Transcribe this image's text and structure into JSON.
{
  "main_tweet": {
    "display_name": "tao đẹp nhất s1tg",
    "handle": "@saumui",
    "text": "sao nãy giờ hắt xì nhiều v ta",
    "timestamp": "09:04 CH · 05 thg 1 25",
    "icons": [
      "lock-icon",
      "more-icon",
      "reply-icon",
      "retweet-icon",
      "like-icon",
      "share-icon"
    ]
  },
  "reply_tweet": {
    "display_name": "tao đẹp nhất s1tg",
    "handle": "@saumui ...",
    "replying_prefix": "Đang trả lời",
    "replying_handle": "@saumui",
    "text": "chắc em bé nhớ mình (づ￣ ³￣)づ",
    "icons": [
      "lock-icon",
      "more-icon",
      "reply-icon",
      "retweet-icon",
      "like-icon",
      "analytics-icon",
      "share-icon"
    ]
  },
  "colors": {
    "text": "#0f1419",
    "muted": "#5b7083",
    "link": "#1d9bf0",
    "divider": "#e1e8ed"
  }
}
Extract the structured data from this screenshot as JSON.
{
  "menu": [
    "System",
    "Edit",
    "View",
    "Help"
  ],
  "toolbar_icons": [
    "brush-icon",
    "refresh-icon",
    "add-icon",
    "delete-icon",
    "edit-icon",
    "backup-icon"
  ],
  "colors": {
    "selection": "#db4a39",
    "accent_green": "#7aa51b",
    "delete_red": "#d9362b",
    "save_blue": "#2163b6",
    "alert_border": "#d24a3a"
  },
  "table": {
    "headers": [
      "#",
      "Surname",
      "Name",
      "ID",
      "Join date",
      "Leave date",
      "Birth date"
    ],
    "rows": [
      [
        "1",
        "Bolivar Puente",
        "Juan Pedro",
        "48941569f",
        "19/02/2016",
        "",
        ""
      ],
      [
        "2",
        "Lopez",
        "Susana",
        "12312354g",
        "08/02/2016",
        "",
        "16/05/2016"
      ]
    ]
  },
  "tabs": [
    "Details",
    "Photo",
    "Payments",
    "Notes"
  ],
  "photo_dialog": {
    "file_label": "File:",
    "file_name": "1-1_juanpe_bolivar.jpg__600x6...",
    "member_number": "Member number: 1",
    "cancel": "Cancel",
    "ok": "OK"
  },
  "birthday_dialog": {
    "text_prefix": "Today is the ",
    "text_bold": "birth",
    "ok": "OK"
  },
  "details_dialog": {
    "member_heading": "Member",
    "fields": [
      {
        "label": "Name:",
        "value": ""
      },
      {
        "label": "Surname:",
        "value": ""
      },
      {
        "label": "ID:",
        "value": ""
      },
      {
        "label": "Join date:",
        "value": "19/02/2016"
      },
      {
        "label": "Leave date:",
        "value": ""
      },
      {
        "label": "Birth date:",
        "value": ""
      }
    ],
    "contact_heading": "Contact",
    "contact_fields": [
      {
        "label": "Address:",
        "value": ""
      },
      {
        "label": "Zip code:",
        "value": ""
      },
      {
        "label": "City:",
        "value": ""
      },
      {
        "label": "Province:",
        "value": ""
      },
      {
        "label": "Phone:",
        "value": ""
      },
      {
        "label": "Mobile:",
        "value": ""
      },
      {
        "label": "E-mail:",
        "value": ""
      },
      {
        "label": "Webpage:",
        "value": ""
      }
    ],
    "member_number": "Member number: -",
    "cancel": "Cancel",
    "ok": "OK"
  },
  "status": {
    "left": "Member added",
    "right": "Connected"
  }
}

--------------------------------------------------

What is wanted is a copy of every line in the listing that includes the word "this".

Transcribe this image's text and structure into JSON.
Extract the structured data from this screenshot as JSON.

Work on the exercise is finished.